Monday, February 18, 2013


Just Finished Reading: Science Fiction – A Very Short Introduction by David Seed

It may seem strange that, after almost 40 years of reading SF I read an introduction to the genre. I picked this book up (actually from Amazon) for several reasons but primarily, I suppose, to see if my interpretation of SF tallied with someone who has studied it academically. Now I certainly regard myself as widely read in SF (if not widely read overall) as I am familiar with many of the classics as well as both individual books and authors deemed by many to be seminal. Most of these I read in my teens and twenties decades before I started this Blog so you’ll see precious little reference here to Asimov, Heinlein, Clarke, Harrison or any of the greats of SF (oddly I was discussing the relative merits of E E ‘Doc’ Smith today with a fellow SF buff at work) but nevertheless I have read them (and in many cases still have the paperbacks on my shelves.

But, as always, I digress. As most such things do, this 130 page introduction began with the thorny issues of definition – only to sidestep the issue completely! I’m not entirely sure if this was a good start or not! He then basically dived into discussions of various sub-genres – Space Voyages (where it arguably all started), encounters with aliens, the use and abuse of technology, utopias and dystopias and finishing off with time-travel. As you can imagine in such a short volume much was glossed over and even more was missed out. On the whole, with a few notable exceptions, the author concentrated very much on the early examples of each sub-genre and then jumped to the much more modern – jumping from pulp to movies in the process. As a professor of American literature he also expended much more time and words on the American side of things – which is largely understandable as SF is pretty much a US field of endeavour.
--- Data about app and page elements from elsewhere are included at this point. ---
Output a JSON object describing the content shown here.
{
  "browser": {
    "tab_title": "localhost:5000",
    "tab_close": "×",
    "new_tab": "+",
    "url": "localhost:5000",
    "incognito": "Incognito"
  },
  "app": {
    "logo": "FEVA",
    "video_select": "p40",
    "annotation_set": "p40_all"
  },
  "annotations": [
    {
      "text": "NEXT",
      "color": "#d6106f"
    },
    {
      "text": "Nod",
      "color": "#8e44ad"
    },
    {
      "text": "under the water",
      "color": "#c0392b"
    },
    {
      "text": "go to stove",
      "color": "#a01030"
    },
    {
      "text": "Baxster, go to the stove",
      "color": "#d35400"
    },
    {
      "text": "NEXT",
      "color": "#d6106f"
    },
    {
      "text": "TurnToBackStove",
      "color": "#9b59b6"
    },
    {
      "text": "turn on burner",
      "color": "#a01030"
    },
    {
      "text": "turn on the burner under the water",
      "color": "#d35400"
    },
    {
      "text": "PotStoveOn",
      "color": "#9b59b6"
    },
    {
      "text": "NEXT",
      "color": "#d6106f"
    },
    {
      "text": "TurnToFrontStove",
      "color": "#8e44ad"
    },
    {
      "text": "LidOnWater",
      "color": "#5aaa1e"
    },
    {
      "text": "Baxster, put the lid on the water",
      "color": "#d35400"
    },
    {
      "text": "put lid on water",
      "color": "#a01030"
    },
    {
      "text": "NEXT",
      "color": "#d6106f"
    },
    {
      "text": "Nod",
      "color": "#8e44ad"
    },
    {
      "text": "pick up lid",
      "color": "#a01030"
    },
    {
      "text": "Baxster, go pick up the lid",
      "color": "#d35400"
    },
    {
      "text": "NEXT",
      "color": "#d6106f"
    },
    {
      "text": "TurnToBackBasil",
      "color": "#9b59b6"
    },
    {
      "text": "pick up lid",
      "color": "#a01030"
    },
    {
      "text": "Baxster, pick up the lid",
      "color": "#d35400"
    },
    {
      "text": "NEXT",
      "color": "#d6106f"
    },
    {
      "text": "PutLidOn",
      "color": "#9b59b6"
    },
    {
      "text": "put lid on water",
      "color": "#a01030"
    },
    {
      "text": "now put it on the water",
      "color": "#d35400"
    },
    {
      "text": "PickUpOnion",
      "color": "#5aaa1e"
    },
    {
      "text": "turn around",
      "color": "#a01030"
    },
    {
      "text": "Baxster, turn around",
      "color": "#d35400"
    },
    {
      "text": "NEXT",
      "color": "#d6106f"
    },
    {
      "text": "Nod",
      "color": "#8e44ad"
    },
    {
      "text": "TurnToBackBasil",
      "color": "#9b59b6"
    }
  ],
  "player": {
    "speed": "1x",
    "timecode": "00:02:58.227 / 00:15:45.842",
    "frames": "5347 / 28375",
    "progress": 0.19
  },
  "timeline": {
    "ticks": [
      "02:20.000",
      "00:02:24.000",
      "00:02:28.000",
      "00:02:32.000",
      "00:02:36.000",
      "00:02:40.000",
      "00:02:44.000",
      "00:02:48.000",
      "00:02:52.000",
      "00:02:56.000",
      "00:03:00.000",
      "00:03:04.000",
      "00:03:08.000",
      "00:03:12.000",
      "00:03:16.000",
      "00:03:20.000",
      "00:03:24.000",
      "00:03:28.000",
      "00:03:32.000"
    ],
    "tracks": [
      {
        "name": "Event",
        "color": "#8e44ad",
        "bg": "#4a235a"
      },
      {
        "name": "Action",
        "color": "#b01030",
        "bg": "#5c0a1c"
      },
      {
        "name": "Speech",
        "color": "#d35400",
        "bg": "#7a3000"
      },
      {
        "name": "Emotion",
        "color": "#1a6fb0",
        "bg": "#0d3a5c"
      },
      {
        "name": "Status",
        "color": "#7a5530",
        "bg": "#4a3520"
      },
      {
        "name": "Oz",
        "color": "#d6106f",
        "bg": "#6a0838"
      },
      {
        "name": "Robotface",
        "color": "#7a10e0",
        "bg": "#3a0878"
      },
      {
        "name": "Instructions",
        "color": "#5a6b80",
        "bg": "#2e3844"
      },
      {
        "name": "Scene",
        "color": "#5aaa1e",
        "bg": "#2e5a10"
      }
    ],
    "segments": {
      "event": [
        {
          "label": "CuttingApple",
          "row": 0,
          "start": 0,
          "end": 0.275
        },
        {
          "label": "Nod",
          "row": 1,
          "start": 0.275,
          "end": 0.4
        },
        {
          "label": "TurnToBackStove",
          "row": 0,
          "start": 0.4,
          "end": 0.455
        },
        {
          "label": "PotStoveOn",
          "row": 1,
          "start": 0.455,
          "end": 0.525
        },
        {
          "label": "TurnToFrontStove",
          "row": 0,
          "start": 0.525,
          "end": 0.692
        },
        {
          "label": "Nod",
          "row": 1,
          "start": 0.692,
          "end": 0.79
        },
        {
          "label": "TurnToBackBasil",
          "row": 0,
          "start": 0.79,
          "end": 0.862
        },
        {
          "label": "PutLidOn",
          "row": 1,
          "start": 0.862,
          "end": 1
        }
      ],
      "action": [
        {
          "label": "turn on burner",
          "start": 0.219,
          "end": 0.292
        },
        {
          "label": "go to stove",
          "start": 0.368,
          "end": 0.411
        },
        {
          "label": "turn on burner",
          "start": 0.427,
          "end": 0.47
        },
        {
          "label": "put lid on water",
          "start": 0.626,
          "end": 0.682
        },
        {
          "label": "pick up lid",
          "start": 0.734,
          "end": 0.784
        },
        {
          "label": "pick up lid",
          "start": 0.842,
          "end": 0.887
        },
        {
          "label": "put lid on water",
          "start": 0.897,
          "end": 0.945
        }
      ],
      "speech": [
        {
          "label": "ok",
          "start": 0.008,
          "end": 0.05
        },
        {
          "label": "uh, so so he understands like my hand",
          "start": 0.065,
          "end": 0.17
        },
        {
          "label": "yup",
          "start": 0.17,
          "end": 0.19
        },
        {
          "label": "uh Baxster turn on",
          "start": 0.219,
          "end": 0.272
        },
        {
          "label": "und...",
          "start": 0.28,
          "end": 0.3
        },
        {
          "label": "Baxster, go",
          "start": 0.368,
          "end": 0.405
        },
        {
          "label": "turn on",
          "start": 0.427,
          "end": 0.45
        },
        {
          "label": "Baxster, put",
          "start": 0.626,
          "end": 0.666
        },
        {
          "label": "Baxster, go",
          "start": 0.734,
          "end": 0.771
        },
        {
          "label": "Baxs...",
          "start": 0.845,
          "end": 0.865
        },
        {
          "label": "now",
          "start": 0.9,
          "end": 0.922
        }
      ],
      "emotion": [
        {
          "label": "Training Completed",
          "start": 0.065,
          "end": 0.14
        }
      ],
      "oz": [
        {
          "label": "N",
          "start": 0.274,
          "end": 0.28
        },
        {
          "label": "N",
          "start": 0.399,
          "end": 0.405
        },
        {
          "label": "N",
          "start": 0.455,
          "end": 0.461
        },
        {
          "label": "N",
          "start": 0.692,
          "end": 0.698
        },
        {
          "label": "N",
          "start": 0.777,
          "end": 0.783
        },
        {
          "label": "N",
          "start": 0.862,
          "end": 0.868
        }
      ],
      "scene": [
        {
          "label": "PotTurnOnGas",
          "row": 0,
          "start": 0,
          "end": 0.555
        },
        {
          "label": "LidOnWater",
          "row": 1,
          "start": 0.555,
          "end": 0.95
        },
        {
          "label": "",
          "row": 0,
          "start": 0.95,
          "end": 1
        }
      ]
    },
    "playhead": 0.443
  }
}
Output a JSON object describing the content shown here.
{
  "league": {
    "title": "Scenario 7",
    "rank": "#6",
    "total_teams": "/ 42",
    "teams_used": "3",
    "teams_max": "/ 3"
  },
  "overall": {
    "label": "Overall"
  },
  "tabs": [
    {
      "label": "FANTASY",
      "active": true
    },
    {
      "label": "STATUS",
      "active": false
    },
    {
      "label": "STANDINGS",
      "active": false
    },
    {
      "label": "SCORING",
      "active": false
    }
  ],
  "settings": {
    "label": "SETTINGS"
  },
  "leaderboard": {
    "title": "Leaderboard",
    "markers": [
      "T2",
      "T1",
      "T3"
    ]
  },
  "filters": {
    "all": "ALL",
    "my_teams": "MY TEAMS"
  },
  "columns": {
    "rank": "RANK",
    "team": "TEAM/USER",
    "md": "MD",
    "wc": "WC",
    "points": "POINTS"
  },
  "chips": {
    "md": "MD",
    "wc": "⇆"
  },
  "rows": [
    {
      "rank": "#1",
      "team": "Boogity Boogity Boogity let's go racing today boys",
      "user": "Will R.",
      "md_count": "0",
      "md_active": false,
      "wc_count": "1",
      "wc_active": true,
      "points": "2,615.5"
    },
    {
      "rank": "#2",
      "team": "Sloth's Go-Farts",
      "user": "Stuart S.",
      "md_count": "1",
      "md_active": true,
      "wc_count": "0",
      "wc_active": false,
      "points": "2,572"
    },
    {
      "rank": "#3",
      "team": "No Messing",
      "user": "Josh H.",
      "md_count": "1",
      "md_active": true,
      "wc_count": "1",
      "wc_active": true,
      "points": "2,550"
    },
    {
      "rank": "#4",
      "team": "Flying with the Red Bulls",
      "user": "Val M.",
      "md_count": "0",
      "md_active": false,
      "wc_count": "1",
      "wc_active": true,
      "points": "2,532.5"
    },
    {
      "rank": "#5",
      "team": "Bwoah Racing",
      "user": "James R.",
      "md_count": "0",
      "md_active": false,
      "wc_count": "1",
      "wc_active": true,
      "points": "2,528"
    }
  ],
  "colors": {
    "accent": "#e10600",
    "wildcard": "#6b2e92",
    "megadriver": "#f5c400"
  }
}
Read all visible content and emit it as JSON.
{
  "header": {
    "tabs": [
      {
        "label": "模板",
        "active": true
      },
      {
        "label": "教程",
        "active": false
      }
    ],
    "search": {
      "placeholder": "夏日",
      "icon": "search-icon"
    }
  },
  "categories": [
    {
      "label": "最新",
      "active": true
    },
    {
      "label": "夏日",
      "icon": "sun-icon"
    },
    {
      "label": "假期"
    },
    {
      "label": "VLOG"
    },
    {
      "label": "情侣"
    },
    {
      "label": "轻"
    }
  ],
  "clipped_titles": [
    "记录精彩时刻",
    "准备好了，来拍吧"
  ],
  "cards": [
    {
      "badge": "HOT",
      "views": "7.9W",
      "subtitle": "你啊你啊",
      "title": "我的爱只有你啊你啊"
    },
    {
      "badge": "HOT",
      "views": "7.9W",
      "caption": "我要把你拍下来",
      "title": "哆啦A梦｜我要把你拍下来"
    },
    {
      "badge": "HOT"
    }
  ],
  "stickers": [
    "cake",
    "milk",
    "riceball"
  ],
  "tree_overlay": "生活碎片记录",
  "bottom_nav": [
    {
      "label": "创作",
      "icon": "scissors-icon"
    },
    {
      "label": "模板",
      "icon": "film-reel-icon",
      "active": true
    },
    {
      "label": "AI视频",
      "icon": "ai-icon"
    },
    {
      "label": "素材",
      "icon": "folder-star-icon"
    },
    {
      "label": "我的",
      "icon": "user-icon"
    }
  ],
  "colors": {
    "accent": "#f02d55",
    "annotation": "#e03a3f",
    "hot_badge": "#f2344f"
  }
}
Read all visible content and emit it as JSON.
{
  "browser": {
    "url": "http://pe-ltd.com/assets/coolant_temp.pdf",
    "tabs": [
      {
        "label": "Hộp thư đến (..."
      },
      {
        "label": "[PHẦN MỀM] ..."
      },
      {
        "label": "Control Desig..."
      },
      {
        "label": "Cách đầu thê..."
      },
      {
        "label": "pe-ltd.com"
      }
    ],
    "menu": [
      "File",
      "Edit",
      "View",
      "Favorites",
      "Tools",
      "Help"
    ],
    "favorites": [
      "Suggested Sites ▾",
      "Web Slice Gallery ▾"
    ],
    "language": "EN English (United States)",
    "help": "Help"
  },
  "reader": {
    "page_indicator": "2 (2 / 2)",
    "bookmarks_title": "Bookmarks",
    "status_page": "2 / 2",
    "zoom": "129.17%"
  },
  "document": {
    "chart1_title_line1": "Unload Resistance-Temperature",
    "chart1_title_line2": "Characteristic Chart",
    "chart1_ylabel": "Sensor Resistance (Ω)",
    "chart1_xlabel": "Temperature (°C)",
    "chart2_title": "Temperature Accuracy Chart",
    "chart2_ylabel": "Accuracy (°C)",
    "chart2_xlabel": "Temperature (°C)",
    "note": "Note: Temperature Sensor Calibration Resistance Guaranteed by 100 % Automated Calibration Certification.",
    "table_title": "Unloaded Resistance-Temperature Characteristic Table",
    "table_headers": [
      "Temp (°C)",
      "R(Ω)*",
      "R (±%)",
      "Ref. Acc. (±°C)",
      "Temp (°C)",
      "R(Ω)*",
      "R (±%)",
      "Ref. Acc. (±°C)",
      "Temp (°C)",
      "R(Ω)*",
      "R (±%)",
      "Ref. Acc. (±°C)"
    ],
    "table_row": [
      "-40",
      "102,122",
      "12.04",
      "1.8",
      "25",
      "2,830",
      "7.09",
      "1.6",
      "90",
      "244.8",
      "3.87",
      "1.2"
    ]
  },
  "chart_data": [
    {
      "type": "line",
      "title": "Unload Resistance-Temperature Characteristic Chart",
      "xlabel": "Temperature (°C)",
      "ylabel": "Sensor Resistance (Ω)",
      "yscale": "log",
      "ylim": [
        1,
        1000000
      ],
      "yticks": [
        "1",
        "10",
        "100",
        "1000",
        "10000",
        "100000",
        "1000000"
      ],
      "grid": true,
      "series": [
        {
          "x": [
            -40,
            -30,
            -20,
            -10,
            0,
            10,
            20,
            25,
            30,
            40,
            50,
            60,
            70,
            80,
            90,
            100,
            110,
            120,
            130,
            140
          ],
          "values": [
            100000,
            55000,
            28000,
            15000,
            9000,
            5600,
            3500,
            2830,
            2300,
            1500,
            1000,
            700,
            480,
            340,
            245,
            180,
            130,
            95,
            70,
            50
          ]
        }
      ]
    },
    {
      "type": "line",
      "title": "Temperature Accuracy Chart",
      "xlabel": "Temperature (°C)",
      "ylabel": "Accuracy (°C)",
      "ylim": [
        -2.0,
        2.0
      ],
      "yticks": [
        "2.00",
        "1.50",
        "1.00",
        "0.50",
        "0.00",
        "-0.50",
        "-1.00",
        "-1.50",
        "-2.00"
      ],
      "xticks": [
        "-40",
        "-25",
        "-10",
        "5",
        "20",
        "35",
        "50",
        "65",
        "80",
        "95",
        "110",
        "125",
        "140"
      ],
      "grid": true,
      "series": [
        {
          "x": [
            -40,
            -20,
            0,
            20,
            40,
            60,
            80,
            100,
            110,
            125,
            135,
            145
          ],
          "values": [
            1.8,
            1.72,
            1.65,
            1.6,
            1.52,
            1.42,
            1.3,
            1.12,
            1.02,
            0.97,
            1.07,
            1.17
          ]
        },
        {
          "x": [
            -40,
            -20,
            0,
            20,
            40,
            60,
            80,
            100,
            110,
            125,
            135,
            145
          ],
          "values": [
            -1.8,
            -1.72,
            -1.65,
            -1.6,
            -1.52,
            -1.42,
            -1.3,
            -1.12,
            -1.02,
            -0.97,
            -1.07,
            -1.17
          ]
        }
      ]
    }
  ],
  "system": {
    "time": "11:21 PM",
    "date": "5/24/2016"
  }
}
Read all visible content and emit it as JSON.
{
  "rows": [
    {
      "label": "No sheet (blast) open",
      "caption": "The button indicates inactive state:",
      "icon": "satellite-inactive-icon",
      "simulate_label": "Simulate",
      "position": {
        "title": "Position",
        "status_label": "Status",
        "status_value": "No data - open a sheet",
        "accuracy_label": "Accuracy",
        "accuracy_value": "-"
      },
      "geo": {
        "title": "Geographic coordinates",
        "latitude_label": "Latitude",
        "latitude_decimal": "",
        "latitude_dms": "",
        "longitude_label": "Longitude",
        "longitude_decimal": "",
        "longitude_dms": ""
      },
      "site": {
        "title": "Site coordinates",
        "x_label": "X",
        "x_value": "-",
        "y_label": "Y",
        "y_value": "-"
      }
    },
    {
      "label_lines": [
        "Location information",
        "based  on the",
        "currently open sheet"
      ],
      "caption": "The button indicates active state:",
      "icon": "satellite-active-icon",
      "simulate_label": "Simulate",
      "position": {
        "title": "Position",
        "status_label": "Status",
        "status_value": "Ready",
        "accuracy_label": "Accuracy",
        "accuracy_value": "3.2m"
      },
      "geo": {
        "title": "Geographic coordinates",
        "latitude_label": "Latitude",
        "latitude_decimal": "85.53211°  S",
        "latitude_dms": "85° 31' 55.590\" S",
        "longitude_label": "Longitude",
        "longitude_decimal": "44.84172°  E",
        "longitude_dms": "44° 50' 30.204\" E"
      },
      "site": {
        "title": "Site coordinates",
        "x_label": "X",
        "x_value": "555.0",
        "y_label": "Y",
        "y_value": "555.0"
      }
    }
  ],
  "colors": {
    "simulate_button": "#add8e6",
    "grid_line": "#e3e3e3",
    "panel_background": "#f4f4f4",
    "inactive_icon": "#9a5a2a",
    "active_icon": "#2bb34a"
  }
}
The few notable mistakes I noticed – regarding the Alien movie franchise mostly – might have been due to my relative ignorance of the American pulp scene but did make me wonder if experts in that filed would have taken him to task there too. He also, which seems to be expected these days, spent a great deal of time, mostly in the last section fortunately, looking at things from post-modern, feminist and Marxist perspectives which I found mostly to be twaddle, but maybe that’s just me….. Overall this wasn’t a bad little book and quite probably would encourage someone with a vague interest in the subject to dig a little deeper. Reasonable. 

2 comments:

dbackdad said...

While I agree it is largely an American field, some of my favorites came from over there ... Clarke early in my life, Banks now.

I just went to the big used book sale that we go to every year and found several classics by Cherryh and Kim Stanley Robinson, two authors I had not read before. Plus a cool illustrated encyclopedia of the history of Science Fiction. I'll write up a blog post with a few more details of my haul.

I have never read EE Smith, but am well aware of his importance. I need to read something of his. I'm pretty proud of the fact that when I was researching the top "classic" sci-fi books before going to the sale, I had read a surprisingly high number of them.

CyberKitten said...

dbackdad said: some of my favorites came from over there ... Clarke early in my life, Banks now.

There's definitely some great British & European SF authors. Clarke, Wells & Banks are certainly among them.

dbackdad said: I'll write up a blog post with a few more details of my haul.

I'll look out for it.

dbackdad said: I have never read EE Smith, but am well aware of his importance. I need to read something of his.

I read him in my mid-teens and he blew me away. Not sure how he would read now after I've read so much more sophisticated stuff since then.

dbackdad said: I'm pretty proud of the fact that when I was researching the top "classic" sci-fi books before going to the sale, I had read a surprisingly high number of them.

I'll have to post a list of my classics at some point so we can compare notes. [grin]